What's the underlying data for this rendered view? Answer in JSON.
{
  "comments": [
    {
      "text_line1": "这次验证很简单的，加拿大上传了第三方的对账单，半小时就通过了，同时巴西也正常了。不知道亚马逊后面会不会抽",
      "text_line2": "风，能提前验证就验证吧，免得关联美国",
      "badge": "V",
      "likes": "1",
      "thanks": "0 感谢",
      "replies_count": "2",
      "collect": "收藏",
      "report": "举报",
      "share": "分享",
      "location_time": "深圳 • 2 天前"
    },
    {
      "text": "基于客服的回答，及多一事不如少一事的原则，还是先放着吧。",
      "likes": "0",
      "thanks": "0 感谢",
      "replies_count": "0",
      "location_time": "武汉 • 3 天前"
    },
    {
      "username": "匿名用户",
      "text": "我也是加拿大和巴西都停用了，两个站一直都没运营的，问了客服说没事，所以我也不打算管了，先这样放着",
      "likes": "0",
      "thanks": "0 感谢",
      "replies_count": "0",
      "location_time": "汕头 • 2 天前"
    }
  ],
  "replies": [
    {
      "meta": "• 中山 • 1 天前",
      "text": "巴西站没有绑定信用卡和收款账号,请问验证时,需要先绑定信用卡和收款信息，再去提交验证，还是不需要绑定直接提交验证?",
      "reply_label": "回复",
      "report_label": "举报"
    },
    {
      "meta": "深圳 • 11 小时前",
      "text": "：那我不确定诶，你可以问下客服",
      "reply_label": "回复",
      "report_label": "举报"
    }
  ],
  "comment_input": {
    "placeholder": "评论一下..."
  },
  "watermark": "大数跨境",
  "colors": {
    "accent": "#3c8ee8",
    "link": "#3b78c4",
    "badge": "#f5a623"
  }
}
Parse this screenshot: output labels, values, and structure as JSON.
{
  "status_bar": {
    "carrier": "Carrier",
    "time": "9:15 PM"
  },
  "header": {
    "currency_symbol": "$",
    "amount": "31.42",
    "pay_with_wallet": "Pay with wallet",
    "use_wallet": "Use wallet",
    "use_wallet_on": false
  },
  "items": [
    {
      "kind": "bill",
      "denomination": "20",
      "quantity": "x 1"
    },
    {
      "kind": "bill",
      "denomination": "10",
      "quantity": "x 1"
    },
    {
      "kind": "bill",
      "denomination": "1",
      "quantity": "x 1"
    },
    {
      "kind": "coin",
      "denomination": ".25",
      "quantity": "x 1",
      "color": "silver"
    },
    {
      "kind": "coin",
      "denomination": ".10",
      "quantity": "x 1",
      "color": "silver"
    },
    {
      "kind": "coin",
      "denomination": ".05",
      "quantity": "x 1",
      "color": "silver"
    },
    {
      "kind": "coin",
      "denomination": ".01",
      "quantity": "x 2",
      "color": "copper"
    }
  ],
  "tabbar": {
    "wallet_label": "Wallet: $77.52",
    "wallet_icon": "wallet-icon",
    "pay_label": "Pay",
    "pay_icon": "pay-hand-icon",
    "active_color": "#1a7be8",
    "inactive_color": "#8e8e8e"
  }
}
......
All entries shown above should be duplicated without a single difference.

=== Solution to the problem ===
What's the underlying data for this rendered view? Answer in JSON.
{
  "comments": [
    {
      "text_line1": "这次验证很简单的，加拿大上传了第三方的对账单，半小时就通过了，同时巴西也正常了。不知道亚马逊后面会不会抽",
      "text_line2": "风，能提前验证就验证吧，免得关联美国",
      "badge": "V",
      "likes": "1",
      "thanks": "0 感谢",
      "replies_count": "2",
      "collect": "收藏",
      "report": "举报",
      "share": "分享",
      "location_time": "深圳 • 2 天前"
    },
    {
      "text": "基于客服的回答，及多一事不如少一事的原则，还是先放着吧。",
      "likes": "0",
      "thanks": "0 感谢",
      "replies_count": "0",
      "location_time": "武汉 • 3 天前"
    },
    {
      "username": "匿名用户",
      "text": "我也是加拿大和巴西都停用了，两个站一直都没运营的，问了客服说没事，所以我也不打算管了，先这样放着",
      "likes": "0",
      "thanks": "0 感谢",
      "replies_count": "0",
      "location_time": "汕头 • 2 天前"
    }
  ],
  "replies": [
    {
      "meta": "• 中山 • 1 天前",
      "text": "巴西站没有绑定信用卡和收款账号,请问验证时,需要先绑定信用卡和收款信息，再去提交验证，还是不需要绑定直接提交验证?",
      "reply_label": "回复",
      "report_label": "举报"
    },
    {
      "meta": "深圳 • 11 小时前",
      "text": "：那我不确定诶，你可以问下客服",
      "reply_label": "回复",
      "report_label": "举报"
    }
  ],
  "comment_input": {
    "placeholder": "评论一下..."
  },
  "watermark": "大数跨境",
  "colors": {
    "accent": "#3c8ee8",
    "link": "#3b78c4",
    "badge": "#f5a623"
  }
}
Parse this screenshot: output labels, values, and structure as JSON.
{
  "status_bar": {
    "carrier": "Carrier",
    "time": "9:15 PM"
  },
  "header": {
    "currency_symbol": "$",
    "amount": "31.42",
    "pay_with_wallet": "Pay with wallet",
    "use_wallet": "Use wallet",
    "use_wallet_on": false
  },
  "items": [
    {
      "kind": "bill",
      "denomination": "20",
      "quantity": "x 1"
    },
    {
      "kind": "bill",
      "denomination": "10",
      "quantity": "x 1"
    },
    {
      "kind": "bill",
      "denomination": "1",
      "quantity": "x 1"
    },
    {
      "kind": "coin",
      "denomination": ".25",
      "quantity": "x 1",
      "color": "silver"
    },
    {
      "kind": "coin",
      "denomination": ".10",
      "quantity": "x 1",
      "color": "silver"
    },
    {
      "kind": "coin",
      "denomination": ".05",
      "quantity": "x 1",
      "color": "silver"
    },
    {
      "kind": "coin",
      "denomination": ".01",
      "quantity": "x 2",
      "color": "copper"
    }
  ],
  "tabbar": {
    "wallet_label": "Wallet: $77.52",
    "wallet_icon": "wallet-icon",
    "pay_label": "Pay",
    "pay_icon": "pay-hand-icon",
    "active_color": "#1a7be8",
    "inactive_color": "#8e8e8e"
  }
}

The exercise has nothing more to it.